I have started meeting consistently with a non-fellow new teacher to help her with some different things. She is actually doing some pretty awesome stuff already with VideoScribe, Prezi, Kahoot, Haiku Deck,and other stuff. On Friday, we met for an hour and brainstormed organization for her Haiku pages and started adding content. We are going to meet again next Tuesday to continue working on her Haiku pages, but also start talking about collaboration with Google Docs, Voice recording with either Google Voice, YouTube, or something else (still need to research), and see how else we can help make her first year teacher life more efficient. I am really enjoying meeting with this new teacher!
I also met with a few random teachers to work on Google Drive (some just basic organization, others using Doctopus), getting Apple TV connected, and other small stuff
In other news, the math department got a site license for Kuta! I'll be doing an overview/training for them on an upcoming late start just to make sure they are able to take full advantage of the features the software provides. Wahoo!

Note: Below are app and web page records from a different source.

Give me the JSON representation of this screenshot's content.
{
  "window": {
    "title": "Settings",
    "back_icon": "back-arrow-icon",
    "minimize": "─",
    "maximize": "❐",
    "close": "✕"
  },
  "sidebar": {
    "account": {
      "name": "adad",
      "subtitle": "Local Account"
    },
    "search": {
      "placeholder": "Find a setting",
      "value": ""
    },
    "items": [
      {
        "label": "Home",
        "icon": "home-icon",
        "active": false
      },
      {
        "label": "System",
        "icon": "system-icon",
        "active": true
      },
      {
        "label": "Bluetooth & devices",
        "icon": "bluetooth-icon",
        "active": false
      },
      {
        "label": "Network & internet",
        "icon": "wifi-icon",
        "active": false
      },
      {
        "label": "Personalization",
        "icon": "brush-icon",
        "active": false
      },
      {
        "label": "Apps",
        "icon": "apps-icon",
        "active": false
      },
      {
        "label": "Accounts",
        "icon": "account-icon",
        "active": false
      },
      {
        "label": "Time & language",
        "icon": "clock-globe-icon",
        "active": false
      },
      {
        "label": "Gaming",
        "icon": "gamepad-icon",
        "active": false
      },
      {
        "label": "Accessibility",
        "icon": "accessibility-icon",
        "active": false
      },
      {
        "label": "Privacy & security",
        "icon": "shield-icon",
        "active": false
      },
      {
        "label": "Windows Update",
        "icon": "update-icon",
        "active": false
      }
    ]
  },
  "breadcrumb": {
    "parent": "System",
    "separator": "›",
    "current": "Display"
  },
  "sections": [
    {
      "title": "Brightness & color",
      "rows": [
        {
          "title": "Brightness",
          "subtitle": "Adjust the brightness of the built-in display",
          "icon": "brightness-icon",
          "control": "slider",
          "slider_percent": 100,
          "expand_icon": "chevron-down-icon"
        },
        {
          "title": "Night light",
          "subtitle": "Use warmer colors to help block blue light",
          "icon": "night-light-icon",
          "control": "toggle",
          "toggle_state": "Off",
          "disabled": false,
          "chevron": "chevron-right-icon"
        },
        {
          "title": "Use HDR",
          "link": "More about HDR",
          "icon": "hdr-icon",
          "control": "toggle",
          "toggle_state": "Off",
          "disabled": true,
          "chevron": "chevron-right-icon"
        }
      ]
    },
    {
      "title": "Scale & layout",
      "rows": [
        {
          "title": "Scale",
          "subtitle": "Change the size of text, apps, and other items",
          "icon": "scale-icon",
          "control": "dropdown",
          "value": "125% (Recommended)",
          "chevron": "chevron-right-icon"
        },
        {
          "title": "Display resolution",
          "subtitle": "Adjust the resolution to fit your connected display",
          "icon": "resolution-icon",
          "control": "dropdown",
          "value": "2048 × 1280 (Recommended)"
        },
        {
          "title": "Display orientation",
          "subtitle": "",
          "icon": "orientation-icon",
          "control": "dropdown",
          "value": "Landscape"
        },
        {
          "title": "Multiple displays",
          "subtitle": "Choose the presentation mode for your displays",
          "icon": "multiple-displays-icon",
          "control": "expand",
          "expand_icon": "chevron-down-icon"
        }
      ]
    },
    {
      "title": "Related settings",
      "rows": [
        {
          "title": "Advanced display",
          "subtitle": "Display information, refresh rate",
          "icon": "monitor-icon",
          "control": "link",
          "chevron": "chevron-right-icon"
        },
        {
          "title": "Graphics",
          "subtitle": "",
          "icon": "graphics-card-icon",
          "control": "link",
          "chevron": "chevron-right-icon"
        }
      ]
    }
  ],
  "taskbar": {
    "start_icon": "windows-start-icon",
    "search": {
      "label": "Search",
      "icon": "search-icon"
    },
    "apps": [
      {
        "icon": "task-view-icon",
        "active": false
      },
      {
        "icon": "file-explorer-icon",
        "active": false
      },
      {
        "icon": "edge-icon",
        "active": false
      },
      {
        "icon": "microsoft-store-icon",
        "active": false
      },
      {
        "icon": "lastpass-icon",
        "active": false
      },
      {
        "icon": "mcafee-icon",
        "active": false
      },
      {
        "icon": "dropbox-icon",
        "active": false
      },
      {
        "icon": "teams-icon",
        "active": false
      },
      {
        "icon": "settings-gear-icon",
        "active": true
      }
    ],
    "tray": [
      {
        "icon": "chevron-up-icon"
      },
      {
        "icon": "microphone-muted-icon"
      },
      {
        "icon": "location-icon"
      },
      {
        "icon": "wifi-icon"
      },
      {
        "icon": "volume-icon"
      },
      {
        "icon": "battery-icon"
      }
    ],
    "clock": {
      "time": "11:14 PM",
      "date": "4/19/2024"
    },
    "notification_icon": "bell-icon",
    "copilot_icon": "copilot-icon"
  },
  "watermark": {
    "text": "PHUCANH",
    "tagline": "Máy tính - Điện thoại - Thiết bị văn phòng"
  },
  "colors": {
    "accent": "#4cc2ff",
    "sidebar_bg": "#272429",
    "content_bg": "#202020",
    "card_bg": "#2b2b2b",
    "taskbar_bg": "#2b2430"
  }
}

Student Tech Team:
We had our second lunch meeting this week and continued to talk through our plans for the year. I do have a great group of students and I'm looking forward to building our team together.
I met with a student who just transferred to our school from up north who was actually a part of a student tech team for a 1-to-1 iPad rollout. We got to chat for about 30 minutes about how they did things and how things worked. They were lucky enough to be able to actually have a class period "Technology Internship" so students were on duty during their actual class period and were getting credit for the time they were spending on it.
I also met with two of my seniors who are on the team to talk about leadership and to brainstorm ideas in a smaller group. It was really positive and helped us to get on the same page with the goals and vision for the team. I am looking forward to meeting again on Monday and then launching the team the week after Thanksgiving.
I hope you all have a fabulous Thanksgiving Week!